_THE TASK_
Please reproduce every entry below without omitting a single line.

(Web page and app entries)
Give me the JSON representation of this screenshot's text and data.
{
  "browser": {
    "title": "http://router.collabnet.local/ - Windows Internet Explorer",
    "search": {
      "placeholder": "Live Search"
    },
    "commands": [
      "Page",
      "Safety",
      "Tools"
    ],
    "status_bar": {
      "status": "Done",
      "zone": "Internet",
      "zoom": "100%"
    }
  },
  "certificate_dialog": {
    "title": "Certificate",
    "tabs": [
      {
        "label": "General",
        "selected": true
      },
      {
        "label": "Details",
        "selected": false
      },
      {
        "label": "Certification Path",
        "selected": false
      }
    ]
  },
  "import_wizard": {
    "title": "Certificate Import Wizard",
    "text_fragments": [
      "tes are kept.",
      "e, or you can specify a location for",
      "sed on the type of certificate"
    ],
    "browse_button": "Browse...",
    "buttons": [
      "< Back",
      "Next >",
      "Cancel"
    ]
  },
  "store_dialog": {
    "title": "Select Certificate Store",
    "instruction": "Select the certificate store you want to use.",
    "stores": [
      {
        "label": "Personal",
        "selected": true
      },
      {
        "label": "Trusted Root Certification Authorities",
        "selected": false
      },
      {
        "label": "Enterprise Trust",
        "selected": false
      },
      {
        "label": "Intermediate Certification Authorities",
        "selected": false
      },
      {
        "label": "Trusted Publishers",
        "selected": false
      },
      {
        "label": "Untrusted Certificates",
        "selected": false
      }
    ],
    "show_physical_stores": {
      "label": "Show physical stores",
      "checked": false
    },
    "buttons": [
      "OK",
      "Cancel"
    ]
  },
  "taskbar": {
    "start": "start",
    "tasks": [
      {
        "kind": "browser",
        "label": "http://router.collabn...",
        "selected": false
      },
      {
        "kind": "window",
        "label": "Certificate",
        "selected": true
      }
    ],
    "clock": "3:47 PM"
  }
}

_EXERCISE RESPONSE_
Give me the JSON representation of this screenshot's text and data.
{
  "browser": {
    "title": "http://router.collabnet.local/ - Windows Internet Explorer",
    "search": {
      "placeholder": "Live Search"
    },
    "commands": [
      "Page",
      "Safety",
      "Tools"
    ],
    "status_bar": {
      "status": "Done",
      "zone": "Internet",
      "zoom": "100%"
    }
  },
  "certificate_dialog": {
    "title": "Certificate",
    "tabs": [
      {
        "label": "General",
        "selected": true
      },
      {
        "label": "Details",
        "selected": false
      },
      {
        "label": "Certification Path",
        "selected": false
      }
    ]
  },
  "import_wizard": {
    "title": "Certificate Import Wizard",
    "text_fragments": [
      "tes are kept.",
      "e, or you can specify a location for",
      "sed on the type of certificate"
    ],
    "browse_button": "Browse...",
    "buttons": [
      "< Back",
      "Next >",
      "Cancel"
    ]
  },
  "store_dialog": {
    "title": "Select Certificate Store",
    "instruction": "Select the certificate store you want to use.",
    "stores": [
      {
        "label": "Personal",
        "selected": true
      },
      {
        "label": "Trusted Root Certification Authorities",
        "selected": false
      },
      {
        "label": "Enterprise Trust",
        "selected": false
      },
      {
        "label": "Intermediate Certification Authorities",
        "selected": false
      },
      {
        "label": "Trusted Publishers",
        "selected": false
      },
      {
        "label": "Untrusted Certificates",
        "selected": false
      }
    ],
    "show_physical_stores": {
      "label": "Show physical stores",
      "checked": false
    },
    "buttons": [
      "OK",
      "Cancel"
    ]
  },
  "taskbar": {
    "start": "start",
    "tasks": [
      {
        "kind": "browser",
        "label": "http://router.collabn...",
        "selected": false
      },
      {
        "kind": "window",
        "label": "Certificate",
        "selected": true
      }
    ],
    "clock": "3:47 PM"
  }
}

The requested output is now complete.